(Dataset rows describing interfaces)
+ + + +

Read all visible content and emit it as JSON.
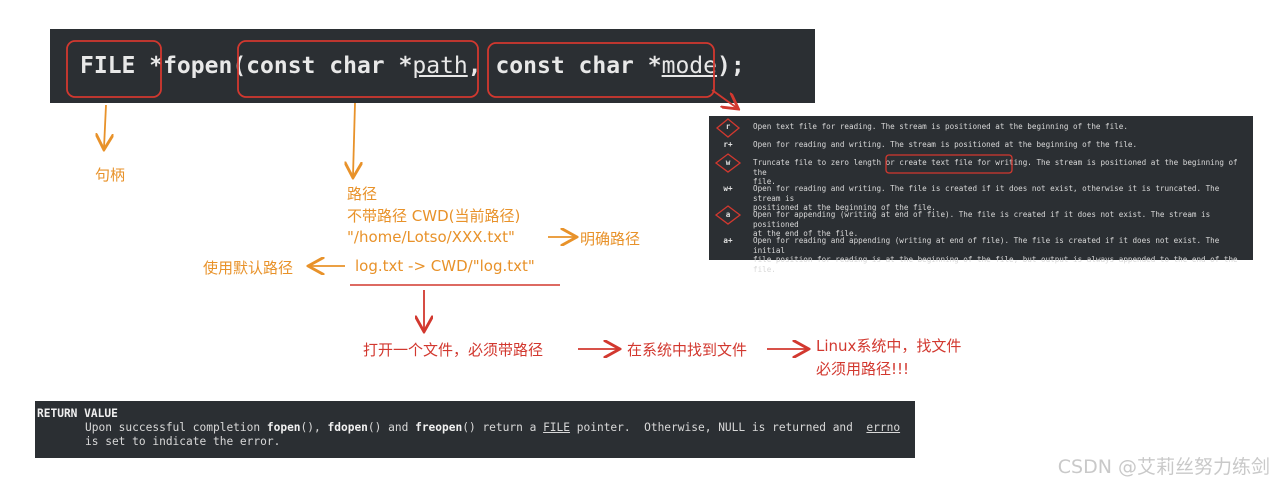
{
  "code": {
    "p1": "FILE",
    "p2": " *fopen(",
    "p3": "const char *",
    "p4": "path",
    "p5": ", ",
    "p6": "const char *",
    "p7": "mode",
    "p8": ");"
  },
  "annotations": {
    "handle": "句柄",
    "path_title": "路径",
    "path_line1": "不带路径 CWD(当前路径)",
    "path_line2": "\"/home/Lotso/XXX.txt\"",
    "explicit_path": "明确路径",
    "default_path": "使用默认路径",
    "log_example": "log.txt -> CWD/\"log.txt\"",
    "flow_step1": "打开一个文件，必须带路径",
    "flow_step2": "在系统中找到文件",
    "flow_step3a": "Linux系统中，找文件",
    "flow_step3b": "必须用路径!!!"
  },
  "modes": [
    {
      "mode": "r",
      "lines": [
        "Open text file for reading.  The stream is positioned at the beginning of the file."
      ]
    },
    {
      "mode": "r+",
      "lines": [
        "Open for reading and writing.  The stream is positioned at the beginning of the file."
      ]
    },
    {
      "mode": "w",
      "lines": [
        "Truncate file to zero length or create text file for writing.  The stream is positioned at the  beginning  of  the",
        "file."
      ]
    },
    {
      "mode": "w+",
      "lines": [
        "Open for reading and writing.  The file is created if it does not exist, otherwise it is truncated.  The stream is",
        "positioned at the beginning of the file."
      ]
    },
    {
      "mode": "a",
      "lines": [
        "Open for appending (writing at end of file).  The file is created if it does not exist.  The stream is  positioned",
        "at the end of the file."
      ]
    },
    {
      "mode": "a+",
      "lines": [
        "Open  for  reading and appending (writing at end of file).  The file is created if it does not exist.  The initial",
        "file position for reading is at the beginning of the file, but output is always appended to the end of the file."
      ]
    }
  ],
  "return_value": {
    "title": "RETURN VALUE",
    "l1_a": "Upon successful completion ",
    "l1_b": "fopen",
    "l1_c": "(), ",
    "l1_d": "fdopen",
    "l1_e": "() and ",
    "l1_f": "freopen",
    "l1_g": "() return a ",
    "l1_h": "FILE",
    "l1_i": " pointer.  Otherwise, NULL is returned and  ",
    "l1_j": "errno",
    "l2": "is set to indicate the error."
  },
  "watermark": "CSDN @艾莉丝努力练剑",
  "colors": {
    "orange": "#e8922a",
    "red": "#d2382f",
    "panel": "#2b2f33"
  }
}
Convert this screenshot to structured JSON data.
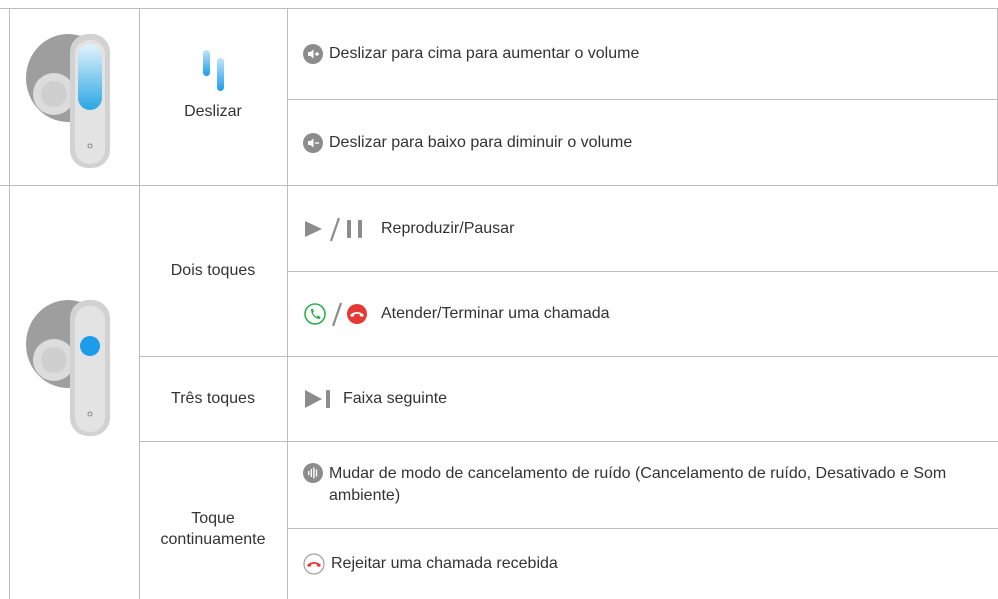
{
  "rows": {
    "slide": {
      "label": "Deslizar",
      "actions": [
        {
          "icon": "volume-up-icon",
          "text": "Deslizar para cima para aumentar o volume"
        },
        {
          "icon": "volume-down-icon",
          "text": "Deslizar para baixo para diminuir o volume"
        }
      ]
    },
    "double_tap": {
      "label": "Dois toques",
      "actions": [
        {
          "icon": "play-pause-icon",
          "text": "Reproduzir/Pausar"
        },
        {
          "icon": "answer-end-call-icon",
          "text": "Atender/Terminar uma chamada"
        }
      ]
    },
    "triple_tap": {
      "label": "Três toques",
      "actions": [
        {
          "icon": "next-track-icon",
          "text": "Faixa seguinte"
        }
      ]
    },
    "long_press": {
      "label": "Toque continuamente",
      "actions": [
        {
          "icon": "noise-mode-icon",
          "text": "Mudar de modo de cancelamento de ruído (Cancelamento de ruído, Desativado e Som ambiente)"
        },
        {
          "icon": "reject-call-icon",
          "text": "Rejeitar uma chamada recebida"
        }
      ]
    }
  },
  "colors": {
    "border": "#bdbdbd",
    "icon_grey": "#8c8c8c",
    "call_green": "#2eaf4b",
    "call_red": "#e53935",
    "touch_blue": "#1e9be9",
    "slide_gradient_top": "#e3f3fc",
    "slide_gradient_bottom": "#2aa7e3"
  }
}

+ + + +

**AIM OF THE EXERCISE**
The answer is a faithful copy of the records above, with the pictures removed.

**SOLUTION TO THE EXERCISE**
Read all visible content and emit it as JSON.
{
  "code": {
    "p1": "FILE",
    "p2": " *fopen(",
    "p3": "const char *",
    "p4": "path",
    "p5": ", ",
    "p6": "const char *",
    "p7": "mode",
    "p8": ");"
  },
  "annotations": {
    "handle": "句柄",
    "path_title": "路径",
    "path_line1": "不带路径 CWD(当前路径)",
    "path_line2": "\"/home/Lotso/XXX.txt\"",
    "explicit_path": "明确路径",
    "default_path": "使用默认路径",
    "log_example": "log.txt -> CWD/\"log.txt\"",
    "flow_step1": "打开一个文件，必须带路径",
    "flow_step2": "在系统中找到文件",
    "flow_step3a": "Linux系统中，找文件",
    "flow_step3b": "必须用路径!!!"
  },
  "modes": [
    {
      "mode": "r",
      "lines": [
        "Open text file for reading.  The stream is positioned at the beginning of the file."
      ]
    },
    {
      "mode": "r+",
      "lines": [
        "Open for reading and writing.  The stream is positioned at the beginning of the file."
      ]
    },
    {
      "mode": "w",
      "lines": [
        "Truncate file to zero length or create text file for writing.  The stream is positioned at the  beginning  of  the",
        "file."
      ]
    },
    {
      "mode": "w+",
      "lines": [
        "Open for reading and writing.  The file is created if it does not exist, otherwise it is truncated.  The stream is",
        "positioned at the beginning of the file."
      ]
    },
    {
      "mode": "a",
      "lines": [
        "Open for appending (writing at end of file).  The file is created if it does not exist.  The stream is  positioned",
        "at the end of the file."
      ]
    },
    {
      "mode": "a+",
      "lines": [
        "Open  for  reading and appending (writing at end of file).  The file is created if it does not exist.  The initial",
        "file position for reading is at the beginning of the file, but output is always appended to the end of the file."
      ]
    }
  ],
  "return_value": {
    "title": "RETURN VALUE",
    "l1_a": "Upon successful completion ",
    "l1_b": "fopen",
    "l1_c": "(), ",
    "l1_d": "fdopen",
    "l1_e": "() and ",
    "l1_f": "freopen",
    "l1_g": "() return a ",
    "l1_h": "FILE",
    "l1_i": " pointer.  Otherwise, NULL is returned and  ",
    "l1_j": "errno",
    "l2": "is set to indicate the error."
  },
  "watermark": "CSDN @艾莉丝努力练剑",
  "colors": {
    "orange": "#e8922a",
    "red": "#d2382f",
    "panel": "#2b2f33"
  }
}
Convert this screenshot to structured JSON data.
{
  "rows": {
    "slide": {
      "label": "Deslizar",
      "actions": [
        {
          "icon": "volume-up-icon",
          "text": "Deslizar para cima para aumentar o volume"
        },
        {
          "icon": "volume-down-icon",
          "text": "Deslizar para baixo para diminuir o volume"
        }
      ]
    },
    "double_tap": {
      "label": "Dois toques",
      "actions": [
        {
          "icon": "play-pause-icon",
          "text": "Reproduzir/Pausar"
        },
        {
          "icon": "answer-end-call-icon",
          "text": "Atender/Terminar uma chamada"
        }
      ]
    },
    "triple_tap": {
      "label": "Três toques",
      "actions": [
        {
          "icon": "next-track-icon",
          "text": "Faixa seguinte"
        }
      ]
    },
    "long_press": {
      "label": "Toque continuamente",
      "actions": [
        {
          "icon": "noise-mode-icon",
          "text": "Mudar de modo de cancelamento de ruído (Cancelamento de ruído, Desativado e Som ambiente)"
        },
        {
          "icon": "reject-call-icon",
          "text": "Rejeitar uma chamada recebida"
        }
      ]
    }
  },
  "colors": {
    "border": "#bdbdbd",
    "icon_grey": "#8c8c8c",
    "call_green": "#2eaf4b",
    "call_red": "#e53935",
    "touch_blue": "#1e9be9",
    "slide_gradient_top": "#e3f3fc",
    "slide_gradient_bottom": "#2aa7e3"
  }
}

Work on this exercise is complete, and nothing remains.